# [SUPPLIED MATERIAL]
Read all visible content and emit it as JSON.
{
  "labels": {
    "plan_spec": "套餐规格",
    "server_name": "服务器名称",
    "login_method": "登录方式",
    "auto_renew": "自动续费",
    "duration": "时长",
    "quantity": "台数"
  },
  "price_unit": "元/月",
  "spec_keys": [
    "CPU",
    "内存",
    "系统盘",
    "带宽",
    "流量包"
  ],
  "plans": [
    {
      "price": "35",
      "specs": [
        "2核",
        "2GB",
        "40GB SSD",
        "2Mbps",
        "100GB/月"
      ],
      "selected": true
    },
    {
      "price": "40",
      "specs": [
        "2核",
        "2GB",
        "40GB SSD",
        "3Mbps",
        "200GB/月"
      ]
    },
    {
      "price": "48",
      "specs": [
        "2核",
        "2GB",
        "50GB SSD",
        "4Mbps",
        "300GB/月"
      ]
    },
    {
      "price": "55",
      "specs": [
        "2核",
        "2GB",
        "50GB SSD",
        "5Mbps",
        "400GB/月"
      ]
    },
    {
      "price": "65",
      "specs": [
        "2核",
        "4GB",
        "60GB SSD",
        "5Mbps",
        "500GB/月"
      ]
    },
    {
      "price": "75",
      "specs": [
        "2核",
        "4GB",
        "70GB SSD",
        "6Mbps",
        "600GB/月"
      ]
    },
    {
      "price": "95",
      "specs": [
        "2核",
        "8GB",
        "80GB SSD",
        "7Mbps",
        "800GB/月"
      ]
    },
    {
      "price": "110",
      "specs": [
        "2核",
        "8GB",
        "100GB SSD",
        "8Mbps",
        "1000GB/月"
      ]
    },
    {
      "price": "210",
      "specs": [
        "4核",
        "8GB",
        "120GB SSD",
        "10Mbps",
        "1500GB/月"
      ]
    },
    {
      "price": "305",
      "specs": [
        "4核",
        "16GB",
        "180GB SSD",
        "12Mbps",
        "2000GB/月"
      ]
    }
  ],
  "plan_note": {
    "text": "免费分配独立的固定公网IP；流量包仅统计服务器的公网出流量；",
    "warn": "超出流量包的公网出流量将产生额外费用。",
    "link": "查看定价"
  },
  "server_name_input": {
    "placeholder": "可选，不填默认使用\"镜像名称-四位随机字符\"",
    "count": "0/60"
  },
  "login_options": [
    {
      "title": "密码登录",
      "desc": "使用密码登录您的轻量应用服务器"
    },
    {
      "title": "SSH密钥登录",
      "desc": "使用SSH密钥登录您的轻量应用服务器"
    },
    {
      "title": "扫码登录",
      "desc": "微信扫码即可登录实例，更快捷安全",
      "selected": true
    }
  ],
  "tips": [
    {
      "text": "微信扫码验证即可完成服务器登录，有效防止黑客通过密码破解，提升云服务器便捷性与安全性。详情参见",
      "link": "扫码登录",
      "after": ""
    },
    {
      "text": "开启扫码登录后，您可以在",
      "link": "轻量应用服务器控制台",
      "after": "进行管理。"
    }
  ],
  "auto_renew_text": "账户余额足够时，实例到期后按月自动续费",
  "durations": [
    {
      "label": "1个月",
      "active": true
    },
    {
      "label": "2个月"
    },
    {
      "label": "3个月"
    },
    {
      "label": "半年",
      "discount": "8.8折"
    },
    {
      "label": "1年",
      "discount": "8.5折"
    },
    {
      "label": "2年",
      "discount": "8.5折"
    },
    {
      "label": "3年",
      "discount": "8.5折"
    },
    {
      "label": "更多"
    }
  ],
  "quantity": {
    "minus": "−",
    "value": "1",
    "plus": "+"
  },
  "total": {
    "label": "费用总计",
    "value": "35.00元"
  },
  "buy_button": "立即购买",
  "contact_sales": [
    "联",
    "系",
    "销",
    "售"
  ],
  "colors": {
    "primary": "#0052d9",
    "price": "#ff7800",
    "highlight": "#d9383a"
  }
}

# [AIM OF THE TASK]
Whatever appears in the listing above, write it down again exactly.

# [ANSWER SECTION]
Read all visible content and emit it as JSON.
{
  "labels": {
    "plan_spec": "套餐规格",
    "server_name": "服务器名称",
    "login_method": "登录方式",
    "auto_renew": "自动续费",
    "duration": "时长",
    "quantity": "台数"
  },
  "price_unit": "元/月",
  "spec_keys": [
    "CPU",
    "内存",
    "系统盘",
    "带宽",
    "流量包"
  ],
  "plans": [
    {
      "price": "35",
      "specs": [
        "2核",
        "2GB",
        "40GB SSD",
        "2Mbps",
        "100GB/月"
      ],
      "selected": true
    },
    {
      "price": "40",
      "specs": [
        "2核",
        "2GB",
        "40GB SSD",
        "3Mbps",
        "200GB/月"
      ]
    },
    {
      "price": "48",
      "specs": [
        "2核",
        "2GB",
        "50GB SSD",
        "4Mbps",
        "300GB/月"
      ]
    },
    {
      "price": "55",
      "specs": [
        "2核",
        "2GB",
        "50GB SSD",
        "5Mbps",
        "400GB/月"
      ]
    },
    {
      "price": "65",
      "specs": [
        "2核",
        "4GB",
        "60GB SSD",
        "5Mbps",
        "500GB/月"
      ]
    },
    {
      "price": "75",
      "specs": [
        "2核",
        "4GB",
        "70GB SSD",
        "6Mbps",
        "600GB/月"
      ]
    },
    {
      "price": "95",
      "specs": [
        "2核",
        "8GB",
        "80GB SSD",
        "7Mbps",
        "800GB/月"
      ]
    },
    {
      "price": "110",
      "specs": [
        "2核",
        "8GB",
        "100GB SSD",
        "8Mbps",
        "1000GB/月"
      ]
    },
    {
      "price": "210",
      "specs": [
        "4核",
        "8GB",
        "120GB SSD",
        "10Mbps",
        "1500GB/月"
      ]
    },
    {
      "price": "305",
      "specs": [
        "4核",
        "16GB",
        "180GB SSD",
        "12Mbps",
        "2000GB/月"
      ]
    }
  ],
  "plan_note": {
    "text": "免费分配独立的固定公网IP；流量包仅统计服务器的公网出流量；",
    "warn": "超出流量包的公网出流量将产生额外费用。",
    "link": "查看定价"
  },
  "server_name_input": {
    "placeholder": "可选，不填默认使用\"镜像名称-四位随机字符\"",
    "count": "0/60"
  },
  "login_options": [
    {
      "title": "密码登录",
      "desc": "使用密码登录您的轻量应用服务器"
    },
    {
      "title": "SSH密钥登录",
      "desc": "使用SSH密钥登录您的轻量应用服务器"
    },
    {
      "title": "扫码登录",
      "desc": "微信扫码即可登录实例，更快捷安全",
      "selected": true
    }
  ],
  "tips": [
    {
      "text": "微信扫码验证即可完成服务器登录，有效防止黑客通过密码破解，提升云服务器便捷性与安全性。详情参见",
      "link": "扫码登录",
      "after": ""
    },
    {
      "text": "开启扫码登录后，您可以在",
      "link": "轻量应用服务器控制台",
      "after": "进行管理。"
    }
  ],
  "auto_renew_text": "账户余额足够时，实例到期后按月自动续费",
  "durations": [
    {
      "label": "1个月",
      "active": true
    },
    {
      "label": "2个月"
    },
    {
      "label": "3个月"
    },
    {
      "label": "半年",
      "discount": "8.8折"
    },
    {
      "label": "1年",
      "discount": "8.5折"
    },
    {
      "label": "2年",
      "discount": "8.5折"
    },
    {
      "label": "3年",
      "discount": "8.5折"
    },
    {
      "label": "更多"
    }
  ],
  "quantity": {
    "minus": "−",
    "value": "1",
    "plus": "+"
  },
  "total": {
    "label": "费用总计",
    "value": "35.00元"
  },
  "buy_button": "立即购买",
  "contact_sales": [
    "联",
    "系",
    "销",
    "售"
  ],
  "colors": {
    "primary": "#0052d9",
    "price": "#ff7800",
    "highlight": "#d9383a"
  }
}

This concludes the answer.